That dream for Bobbi Anderson has been to be the manager of an animal shelter.
It came true for her when on April 1 she took the reins of the SPCA of Bradley County’s pet adoption center, which also serves as the county’s animal shelter.
“I have always loved animals and always had animals growing up,” Anderson said.
She decided she wanted to start working with the Humane Society because of her passion for animals, and “because I was just naturally good at it.”
“When it comes to working with animals, you either have it or you don’t have it,” she said. “It is a gift and a passion. So, I started it and I loved it.”
Anderson said she always wanted to run her own shelter.
“Always,” she repeats reinforcing the notion.
“It was always my dream. I didn’t know how it was going to happen,” Anderson said. “But, it did and I’m loving it. This is what I’ve always wanted to do.”
Because she worked with Dr. Ashley Eisenbach, DVM, that put her on a direct road to Bradley County.
“She was moving to Johnson City and this job had been offered to her,” Anderson recalled. “That’s how I found out about the job and one day a vet came in to get a health certificate and Ashley was just looking at me and giving me the eye and I said, ‘OK, do you know I could do that kind of stuff?’ and right away, she contacted the SPCA here.”
Anderson said she did not really know about all of the political drama that had surrounded the shelter coming into place, but she did know “this was something I wanted to do my whole life. It was my dream to run a shelter.”
She was impressed with much that had been set up, but a lot had not been put into place.
“We’re still making up paperwork for fosters with intent to adopt, rescues ... everybody has to do an application for everything now,” Anderson said. “When I first got here, that wasn’t happening.”
She said they are now “putting stuff into place that needed to be put into place already.”
“I kind of look at it as a fresh start right now,” Anderson said.
Starting fresh is not unappealing to Anderson.
“I kind of like this better, because I can adapt it to what I know is best from past jobs at shelters.

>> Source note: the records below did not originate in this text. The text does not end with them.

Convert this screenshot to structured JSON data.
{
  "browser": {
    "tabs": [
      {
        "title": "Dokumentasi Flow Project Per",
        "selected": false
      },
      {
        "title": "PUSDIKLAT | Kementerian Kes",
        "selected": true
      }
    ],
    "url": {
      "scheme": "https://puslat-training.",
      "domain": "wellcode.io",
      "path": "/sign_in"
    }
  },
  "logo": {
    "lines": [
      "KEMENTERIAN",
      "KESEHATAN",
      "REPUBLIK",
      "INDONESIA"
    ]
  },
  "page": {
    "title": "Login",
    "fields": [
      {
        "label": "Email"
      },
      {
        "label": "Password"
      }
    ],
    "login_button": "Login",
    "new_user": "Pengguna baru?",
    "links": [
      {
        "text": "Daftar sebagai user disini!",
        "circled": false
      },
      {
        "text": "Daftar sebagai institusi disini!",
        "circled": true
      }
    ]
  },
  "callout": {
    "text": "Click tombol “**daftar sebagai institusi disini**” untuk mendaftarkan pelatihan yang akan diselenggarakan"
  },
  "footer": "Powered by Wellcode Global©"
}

That has been a good thing,” she said.
Those pieces are slowly coming together with new coats of paint and a new “sick room” where animals with illnesses can be quarantined from the other population.
Anderson is energy in a bottle when it comes to her care for the local animals, and the joy is tangible when she embraces one of the dogs or cats in the shelter.
That’s where the hard part of running the shelter comes in.
“The hardest part of running the shelter is the attachment and then they have to leave,” Anderson said.
The other hard part she says is “there’s never enough time to get things done.”
“I tried to take two days off last weekend because my boys were in for the summer, but it didn’t work,” she said. “I was in here half days for both days.”
She said she was going to have a full day off on Sunday, and was told by SPCA volunteers and staff that if she pulled in, “We are making you leave.”
She said she is feeling the support of the SPCA board, volunteers and County Commission.
“They have all been wonderful,” Anderson said.
Much of that either came to fruition or was cemented after June 11.
Anderson could not have imagined her dream being abruptly interrupted by the most nightmarish of scenarios an animal lover could encounter.
The nightmare occurred June 11, when Anderson saw the indescribable conditions in which more than 240 dogs were being kept, and it was a trial by fire.
The dogs, with the help of the Humane Society of America and other organizations, have now been taken to safe places where they have better hopes of adoption.
“I really wanted to adopt some of the dogs out of here ourselves. They were all ‘our dogs,’” Anderson said. “But, the Humane Society suggested they go to places where they have vets on staff. I just thought I shouldn’t be selfish because I want to adopt them out personally. They will be better there.”
She said that event may have been a turning point for the shelter and the SPCA and it may have actually turned into a positive.
“I think a lot of good is going to come out of that,” Anderson said. “It was very educational and from the git-go we didn’t know what to do. Nobody in Cleveland that I know has ever handled a situation like that.”
She said the good of what happened is if something similar should ever occur again, “We know how to handle it better.
“We do make mistakes. We’re not perfect. We’re brand new, and we learn from those mistakes and get better,” she said.
Anderson said as for the goals she has for the shelter, it may be at 30 percent of where she wants it to go.
But, despite the long hours and the emotional nature of the job, she keep it very much in perspective.
“This is a labor of love, and for awhile I did feel like I was burning out,” Anderson said. “When it comes to something like this, you just have to remember your dreams and your focus and what’s really important. You have to remember there will be roadblocks along the way, but that just makes us better.”